This, and our concurrent decision to knock a hole in the wall between our front living room and the hallway to insert a fixed glazed panel, were pretty much entirely aesthetically led — but critical for us in terms of getting what we wanted.
Jason’s remodel project is nearing completion with windows
and the new oversized front door fitted
One of the many design problems the house presented was the tiny size of the landing and the dark and miserable hallway. I also felt that, in design terms, the internal feel of the house would be best served by having long architectural views through its length. It is a wide house, and you never really got a sense of it before.
The statement design choices found us attempting to tap into the 1969 origins of the house and bring out a mid-century vibe. Additionally Sarah, my wife, was keen to counterbalance my modern design-isms and ensure we had a cosy, warm, family home. Hence — lots of wood.
The staircase was obviously a critical part of the new home and we wanted something ‘wow’ but also ideally ‘cheap’. Working with Ben Schuck, our builder, and the local joinery firm, we designed a staircase in sapele that would have the spindles reaching from handrail to floor.
As an added bonus, it provides a useful under-stair area.

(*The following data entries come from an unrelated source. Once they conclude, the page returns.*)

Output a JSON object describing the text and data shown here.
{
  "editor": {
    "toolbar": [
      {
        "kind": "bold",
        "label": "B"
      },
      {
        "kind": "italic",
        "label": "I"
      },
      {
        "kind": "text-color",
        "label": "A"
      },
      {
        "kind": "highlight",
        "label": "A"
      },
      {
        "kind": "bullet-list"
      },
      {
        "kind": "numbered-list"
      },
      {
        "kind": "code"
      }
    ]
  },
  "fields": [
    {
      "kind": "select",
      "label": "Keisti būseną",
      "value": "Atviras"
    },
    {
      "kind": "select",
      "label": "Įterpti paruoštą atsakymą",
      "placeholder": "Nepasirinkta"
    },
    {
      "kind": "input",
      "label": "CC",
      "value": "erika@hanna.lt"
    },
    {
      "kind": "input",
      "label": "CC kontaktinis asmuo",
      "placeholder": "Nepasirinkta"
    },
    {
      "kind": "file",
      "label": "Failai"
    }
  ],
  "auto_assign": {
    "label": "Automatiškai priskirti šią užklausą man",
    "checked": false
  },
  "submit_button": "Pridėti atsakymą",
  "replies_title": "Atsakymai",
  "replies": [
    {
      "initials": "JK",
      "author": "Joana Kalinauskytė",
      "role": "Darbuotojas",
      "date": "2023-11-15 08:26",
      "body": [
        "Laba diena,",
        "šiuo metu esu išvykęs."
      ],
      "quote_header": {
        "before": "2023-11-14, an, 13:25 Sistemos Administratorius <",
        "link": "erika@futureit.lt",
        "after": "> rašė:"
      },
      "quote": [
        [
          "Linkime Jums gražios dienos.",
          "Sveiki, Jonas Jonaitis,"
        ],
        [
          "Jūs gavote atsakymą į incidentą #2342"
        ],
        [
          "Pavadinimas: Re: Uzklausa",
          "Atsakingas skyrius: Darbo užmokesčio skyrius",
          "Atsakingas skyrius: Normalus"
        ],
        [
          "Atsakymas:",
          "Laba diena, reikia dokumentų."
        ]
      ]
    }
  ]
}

Jason worked with his builder, Ben Schuck, to design a bespoke staircase with spindles running from the floor to the handrail
This was achieved for around £2,500, including the fitting by Ben and his merry team. Ben also suggested the fixed glazed panel between the hallway and front living room. Framed in sapele, it’s a fabulous feature — and a great example of builders being actively involved in making homes better.

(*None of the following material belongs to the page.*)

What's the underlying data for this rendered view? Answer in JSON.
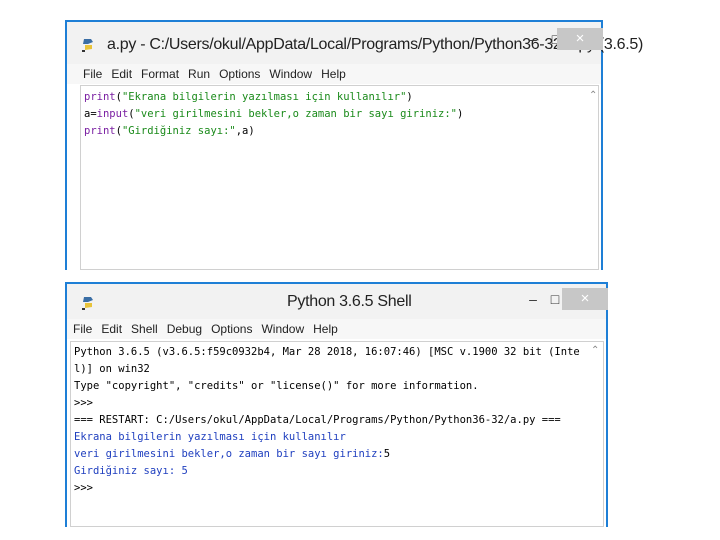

The Front Door
An oversized front door is part of the design language of modern homes these days. With a 6m-high entrance tower, anything else would have looked perfunctory to say the least. We used a talented local joiner, Philip Harding, to build us a new solid front door finished in the same RAL colour as our lovely aluminium windows (from Velfac). It looks beautiful and came in at a significant saving on the big door manufacturers in this field.
One of the other major design problems we encountered in this remodel project was the kitchen — it was pretty small and not terribly functional.

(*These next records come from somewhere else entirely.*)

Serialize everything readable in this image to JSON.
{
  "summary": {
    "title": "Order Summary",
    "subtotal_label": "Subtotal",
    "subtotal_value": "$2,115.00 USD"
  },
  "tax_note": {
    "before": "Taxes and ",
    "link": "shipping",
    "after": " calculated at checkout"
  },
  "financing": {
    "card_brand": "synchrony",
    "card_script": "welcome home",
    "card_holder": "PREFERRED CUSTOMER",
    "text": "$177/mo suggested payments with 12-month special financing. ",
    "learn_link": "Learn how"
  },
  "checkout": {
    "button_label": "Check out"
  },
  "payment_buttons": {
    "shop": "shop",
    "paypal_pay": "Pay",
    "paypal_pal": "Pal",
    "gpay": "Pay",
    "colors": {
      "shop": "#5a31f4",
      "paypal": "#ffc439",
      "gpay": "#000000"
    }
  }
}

The new kitchen island extends into the old rear living room.
We were knocking some walls down anyway to create a large open kitchen/dining/living room (along with, it seems, the rest of the population) and wanted to come up with a kitchen layout that didn’t dominate this new space, which is around 11m long and 4.5m wide (up to 8m in parts).
In the end, we fed the kitchen island out into the old rear living room so that it clearly became part of this space, but in the overall scheme of things we’ve been restrained in terms of units.
We converted an old walk-in cupboard into a pantry, and decided against wall units. We chose units from Benchmarx, appliances from AEG and, perhaps most importantly from a tactile-design-quality perspective, a tap and sink combination from Blanco — all give plenty of design appeal, I think.
So much of kitchen design concentrates on the big picture, when in actual fact it’s the weight of well-made taps and the sharp sink design, as much as the unit doors, that makes a difference on a day-to-day basis.